Published: 12 June 2014

Abstract

Background

Chronic renal insufficiency, diagnosed using creatinine based estimated glomerular filtration rate (GFR) or microalbumiuria, has been associated with the presence of cerebral microbleeds (CMBs). Cystatin C has been shown to be a more sensitive renal indicator than conventional renal markers. Under the assumption that similar pathologic mechanisms of the small vessel exist in the brain and kidney, we hypothesized that the levels of cystatin C may delineate the relationship between CMBs and renal insufficiency by detecting subclinical kidney dysfunction, which may be underestimated by other indicators, and thus reflect the severity of CMBs more accurately.

Methods

Data was prospectively collected for 683 patients with ischemic stroke. The severity of CMBs was categorized by the number of lesions. Patients were divided into quartiles of cystatin C, estimated GFR and microalbumin/creatinine ratios. Ordinal logistic regression analysis was used to examine the association of each renal indicator with CMBs.

Results

In models including both quartiles of cystatin C and estimated GFR, only cystatin C quartiles were significant (the highest vs. the lowest, adjusted OR, 1.88; 95% CI 1.05-3.38; p = 0.03) in contrast to estimated GFR (the highest vs. the lowest, adjusted OR, 1.28; 95% CI 0.38-4.36; p = 0.70). A model including both quartiles of cystatin C and microalbumin/creatinine ratio also showed that only cystatin C quartiles was associated with CMBs (the highest vs. the lowest, adjusted OR, 2.06; 95% CI 1.07-3.94; p = 0.03). These associations were also observed in the logistic models using log transformed-cystatin C, albumin/creatinine ratio and estimated GFR as continuous variables.

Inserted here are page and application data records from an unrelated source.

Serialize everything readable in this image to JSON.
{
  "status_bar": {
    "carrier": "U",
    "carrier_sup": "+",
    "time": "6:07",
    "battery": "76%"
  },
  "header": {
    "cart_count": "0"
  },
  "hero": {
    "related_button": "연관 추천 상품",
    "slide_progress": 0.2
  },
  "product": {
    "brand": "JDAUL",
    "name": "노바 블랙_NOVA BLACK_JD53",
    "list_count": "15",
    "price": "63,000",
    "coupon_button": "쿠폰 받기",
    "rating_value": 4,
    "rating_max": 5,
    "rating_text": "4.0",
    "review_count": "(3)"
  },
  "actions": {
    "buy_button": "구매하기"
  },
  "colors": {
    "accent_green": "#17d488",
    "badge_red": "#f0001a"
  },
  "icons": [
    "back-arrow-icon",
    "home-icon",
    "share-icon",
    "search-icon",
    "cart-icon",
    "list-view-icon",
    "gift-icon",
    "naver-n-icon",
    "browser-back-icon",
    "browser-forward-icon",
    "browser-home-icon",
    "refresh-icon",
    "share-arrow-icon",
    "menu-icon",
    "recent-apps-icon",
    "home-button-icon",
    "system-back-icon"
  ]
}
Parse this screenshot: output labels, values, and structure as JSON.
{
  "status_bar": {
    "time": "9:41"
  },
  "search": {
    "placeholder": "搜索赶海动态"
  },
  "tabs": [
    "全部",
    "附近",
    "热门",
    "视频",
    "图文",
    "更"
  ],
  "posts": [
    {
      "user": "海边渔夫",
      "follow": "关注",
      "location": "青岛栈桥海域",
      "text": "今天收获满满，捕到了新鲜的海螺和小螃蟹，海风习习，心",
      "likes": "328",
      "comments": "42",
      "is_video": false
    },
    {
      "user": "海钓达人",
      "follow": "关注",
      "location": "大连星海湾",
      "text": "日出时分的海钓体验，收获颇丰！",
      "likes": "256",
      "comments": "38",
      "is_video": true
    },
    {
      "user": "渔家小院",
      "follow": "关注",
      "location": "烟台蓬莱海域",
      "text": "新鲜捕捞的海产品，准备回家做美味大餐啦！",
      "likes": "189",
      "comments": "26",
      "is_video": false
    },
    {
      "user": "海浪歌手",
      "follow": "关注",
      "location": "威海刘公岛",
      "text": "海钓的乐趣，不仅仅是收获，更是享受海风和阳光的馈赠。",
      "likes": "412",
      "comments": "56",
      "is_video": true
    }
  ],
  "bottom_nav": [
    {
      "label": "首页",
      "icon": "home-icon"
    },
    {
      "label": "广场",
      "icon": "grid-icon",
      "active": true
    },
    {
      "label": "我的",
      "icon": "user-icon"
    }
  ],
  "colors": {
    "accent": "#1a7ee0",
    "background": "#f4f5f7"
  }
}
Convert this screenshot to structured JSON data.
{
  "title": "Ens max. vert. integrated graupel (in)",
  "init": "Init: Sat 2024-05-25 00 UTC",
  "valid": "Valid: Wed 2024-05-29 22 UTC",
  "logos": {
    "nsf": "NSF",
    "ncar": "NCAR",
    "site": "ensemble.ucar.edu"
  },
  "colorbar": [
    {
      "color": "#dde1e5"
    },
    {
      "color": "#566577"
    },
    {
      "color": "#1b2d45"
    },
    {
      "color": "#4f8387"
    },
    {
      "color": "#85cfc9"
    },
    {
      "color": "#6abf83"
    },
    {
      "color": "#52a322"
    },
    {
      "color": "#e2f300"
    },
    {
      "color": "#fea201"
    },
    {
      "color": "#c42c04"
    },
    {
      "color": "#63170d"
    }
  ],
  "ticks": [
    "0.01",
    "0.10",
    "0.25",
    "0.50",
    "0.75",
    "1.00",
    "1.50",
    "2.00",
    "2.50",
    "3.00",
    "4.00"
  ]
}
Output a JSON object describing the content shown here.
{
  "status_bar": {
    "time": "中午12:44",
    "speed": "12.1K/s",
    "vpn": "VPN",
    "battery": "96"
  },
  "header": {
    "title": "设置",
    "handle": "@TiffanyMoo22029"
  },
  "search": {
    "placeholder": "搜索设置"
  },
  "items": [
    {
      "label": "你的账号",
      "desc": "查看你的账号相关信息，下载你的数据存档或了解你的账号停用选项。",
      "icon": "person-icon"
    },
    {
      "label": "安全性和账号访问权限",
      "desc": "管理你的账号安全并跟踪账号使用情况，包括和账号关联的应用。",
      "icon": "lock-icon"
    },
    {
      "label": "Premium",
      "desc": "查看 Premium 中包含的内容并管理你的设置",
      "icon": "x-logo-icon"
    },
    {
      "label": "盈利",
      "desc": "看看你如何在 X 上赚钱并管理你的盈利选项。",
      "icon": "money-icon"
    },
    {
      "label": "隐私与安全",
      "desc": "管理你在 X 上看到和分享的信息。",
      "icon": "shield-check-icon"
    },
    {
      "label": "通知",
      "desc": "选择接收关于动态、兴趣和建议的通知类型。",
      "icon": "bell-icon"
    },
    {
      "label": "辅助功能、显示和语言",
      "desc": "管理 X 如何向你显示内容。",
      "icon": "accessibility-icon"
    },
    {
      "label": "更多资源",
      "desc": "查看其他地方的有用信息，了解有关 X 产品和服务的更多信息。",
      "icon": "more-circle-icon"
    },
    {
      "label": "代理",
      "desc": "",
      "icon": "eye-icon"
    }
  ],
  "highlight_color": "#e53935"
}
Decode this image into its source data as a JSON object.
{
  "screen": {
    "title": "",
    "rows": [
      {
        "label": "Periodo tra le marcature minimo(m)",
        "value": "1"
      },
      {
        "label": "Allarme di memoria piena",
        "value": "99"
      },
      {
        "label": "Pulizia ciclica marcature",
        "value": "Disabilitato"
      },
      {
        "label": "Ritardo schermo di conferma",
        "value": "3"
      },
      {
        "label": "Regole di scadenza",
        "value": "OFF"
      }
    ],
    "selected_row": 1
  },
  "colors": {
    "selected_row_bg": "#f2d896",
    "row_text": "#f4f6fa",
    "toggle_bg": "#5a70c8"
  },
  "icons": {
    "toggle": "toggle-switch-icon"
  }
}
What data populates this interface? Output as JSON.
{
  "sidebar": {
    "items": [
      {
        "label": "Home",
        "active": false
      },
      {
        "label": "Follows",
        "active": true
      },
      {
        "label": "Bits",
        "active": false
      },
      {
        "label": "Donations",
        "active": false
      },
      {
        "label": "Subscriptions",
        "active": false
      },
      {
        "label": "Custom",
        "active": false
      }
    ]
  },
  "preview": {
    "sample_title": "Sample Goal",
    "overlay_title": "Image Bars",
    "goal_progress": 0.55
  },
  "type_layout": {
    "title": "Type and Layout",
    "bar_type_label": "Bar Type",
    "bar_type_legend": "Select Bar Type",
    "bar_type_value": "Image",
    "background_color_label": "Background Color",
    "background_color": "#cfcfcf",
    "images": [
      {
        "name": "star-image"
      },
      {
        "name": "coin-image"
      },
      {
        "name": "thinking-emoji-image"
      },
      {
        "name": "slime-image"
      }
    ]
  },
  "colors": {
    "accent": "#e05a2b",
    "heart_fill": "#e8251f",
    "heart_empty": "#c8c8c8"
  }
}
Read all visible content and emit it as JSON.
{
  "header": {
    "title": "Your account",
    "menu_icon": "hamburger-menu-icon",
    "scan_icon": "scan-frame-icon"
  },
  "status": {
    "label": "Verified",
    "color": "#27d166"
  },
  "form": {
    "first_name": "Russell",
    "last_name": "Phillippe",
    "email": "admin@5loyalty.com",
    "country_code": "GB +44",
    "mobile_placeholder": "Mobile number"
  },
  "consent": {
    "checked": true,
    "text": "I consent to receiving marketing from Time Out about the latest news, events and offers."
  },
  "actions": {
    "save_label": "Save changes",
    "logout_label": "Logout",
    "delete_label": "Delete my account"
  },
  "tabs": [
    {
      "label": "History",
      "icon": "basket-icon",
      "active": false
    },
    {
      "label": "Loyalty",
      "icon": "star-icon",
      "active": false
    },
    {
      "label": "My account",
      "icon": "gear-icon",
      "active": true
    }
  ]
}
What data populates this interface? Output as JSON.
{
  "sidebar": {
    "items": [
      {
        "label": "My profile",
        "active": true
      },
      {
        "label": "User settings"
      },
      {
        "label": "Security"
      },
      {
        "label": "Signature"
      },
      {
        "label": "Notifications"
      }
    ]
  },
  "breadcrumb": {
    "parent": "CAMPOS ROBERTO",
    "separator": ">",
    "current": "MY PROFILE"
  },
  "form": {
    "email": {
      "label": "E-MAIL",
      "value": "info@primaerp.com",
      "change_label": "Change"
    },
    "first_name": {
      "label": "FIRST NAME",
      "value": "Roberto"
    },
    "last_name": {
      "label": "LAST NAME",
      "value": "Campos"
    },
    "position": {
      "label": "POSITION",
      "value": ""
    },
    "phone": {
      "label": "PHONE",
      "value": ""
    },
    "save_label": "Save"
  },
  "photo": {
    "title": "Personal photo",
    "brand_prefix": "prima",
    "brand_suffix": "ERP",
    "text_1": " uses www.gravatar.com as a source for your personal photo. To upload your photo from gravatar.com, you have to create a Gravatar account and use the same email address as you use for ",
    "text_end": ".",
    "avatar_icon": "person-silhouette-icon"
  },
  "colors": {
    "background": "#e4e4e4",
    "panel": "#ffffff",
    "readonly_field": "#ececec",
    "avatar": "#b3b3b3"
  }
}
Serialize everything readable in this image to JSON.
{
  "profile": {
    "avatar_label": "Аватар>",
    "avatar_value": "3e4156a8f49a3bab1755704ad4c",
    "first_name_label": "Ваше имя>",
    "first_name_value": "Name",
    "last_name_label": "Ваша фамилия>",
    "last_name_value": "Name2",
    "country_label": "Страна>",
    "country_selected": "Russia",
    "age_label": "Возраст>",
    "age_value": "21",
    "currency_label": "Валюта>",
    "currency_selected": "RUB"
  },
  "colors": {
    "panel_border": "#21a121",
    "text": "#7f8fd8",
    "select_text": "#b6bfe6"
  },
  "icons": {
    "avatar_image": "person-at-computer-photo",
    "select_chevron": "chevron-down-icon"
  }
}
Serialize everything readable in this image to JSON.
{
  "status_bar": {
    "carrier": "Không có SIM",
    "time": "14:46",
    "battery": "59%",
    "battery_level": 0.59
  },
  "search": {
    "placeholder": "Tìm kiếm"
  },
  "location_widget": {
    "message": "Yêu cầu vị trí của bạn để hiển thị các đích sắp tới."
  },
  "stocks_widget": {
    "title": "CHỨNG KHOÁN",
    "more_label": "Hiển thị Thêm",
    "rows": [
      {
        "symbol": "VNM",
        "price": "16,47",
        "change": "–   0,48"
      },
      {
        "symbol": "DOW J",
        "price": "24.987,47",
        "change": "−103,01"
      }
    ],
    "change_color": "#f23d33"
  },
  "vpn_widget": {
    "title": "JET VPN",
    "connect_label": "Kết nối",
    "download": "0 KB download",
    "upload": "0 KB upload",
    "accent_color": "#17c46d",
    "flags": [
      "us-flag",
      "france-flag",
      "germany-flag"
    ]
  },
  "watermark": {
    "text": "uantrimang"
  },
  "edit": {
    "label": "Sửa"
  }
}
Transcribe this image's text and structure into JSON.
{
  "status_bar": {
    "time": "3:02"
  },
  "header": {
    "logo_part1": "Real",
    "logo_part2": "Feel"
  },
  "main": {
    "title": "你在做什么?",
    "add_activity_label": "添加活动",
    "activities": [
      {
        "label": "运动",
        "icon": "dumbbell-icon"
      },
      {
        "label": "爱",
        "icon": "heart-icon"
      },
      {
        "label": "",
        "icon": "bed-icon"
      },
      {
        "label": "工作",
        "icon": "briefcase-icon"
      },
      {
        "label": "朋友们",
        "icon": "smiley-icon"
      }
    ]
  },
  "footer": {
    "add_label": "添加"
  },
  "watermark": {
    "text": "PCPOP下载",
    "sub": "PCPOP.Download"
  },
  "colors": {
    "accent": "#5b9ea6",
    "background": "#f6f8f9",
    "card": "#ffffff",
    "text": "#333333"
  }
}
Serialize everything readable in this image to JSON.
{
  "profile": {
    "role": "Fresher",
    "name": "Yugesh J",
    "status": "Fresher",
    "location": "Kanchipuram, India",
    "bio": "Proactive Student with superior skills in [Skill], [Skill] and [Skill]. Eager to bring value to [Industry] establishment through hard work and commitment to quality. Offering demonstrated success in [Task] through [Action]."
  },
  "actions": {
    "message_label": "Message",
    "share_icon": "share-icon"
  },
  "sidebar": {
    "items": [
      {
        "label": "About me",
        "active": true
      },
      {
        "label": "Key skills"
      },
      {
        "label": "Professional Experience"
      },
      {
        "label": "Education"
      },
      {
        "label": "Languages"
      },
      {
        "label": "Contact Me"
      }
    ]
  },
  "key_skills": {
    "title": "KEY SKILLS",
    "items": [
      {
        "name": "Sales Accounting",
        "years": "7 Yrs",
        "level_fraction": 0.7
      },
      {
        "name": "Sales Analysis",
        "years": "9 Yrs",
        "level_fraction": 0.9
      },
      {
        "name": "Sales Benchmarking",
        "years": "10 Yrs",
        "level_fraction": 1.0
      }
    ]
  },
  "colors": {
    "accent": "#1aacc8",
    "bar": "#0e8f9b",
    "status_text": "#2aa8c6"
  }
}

Cystatin C was a significant indicator of deep or infratenorial CMBs, but not strictly lobar CMBs. In addition, cystatin C showed the greatest significance in c-statistics for the presence of CMBs (AUC = 0.73 ± 0.03; 95% CI 0.66-0.76; p = 0.02).

Conclusion

Cystatin C may be the most sensitive indicator of CMB severity among the renal disease markers.

Keywords:
Cystatin C; Estimated glomerular filtration rate; Microalbuminuria; Cerebral microbleeds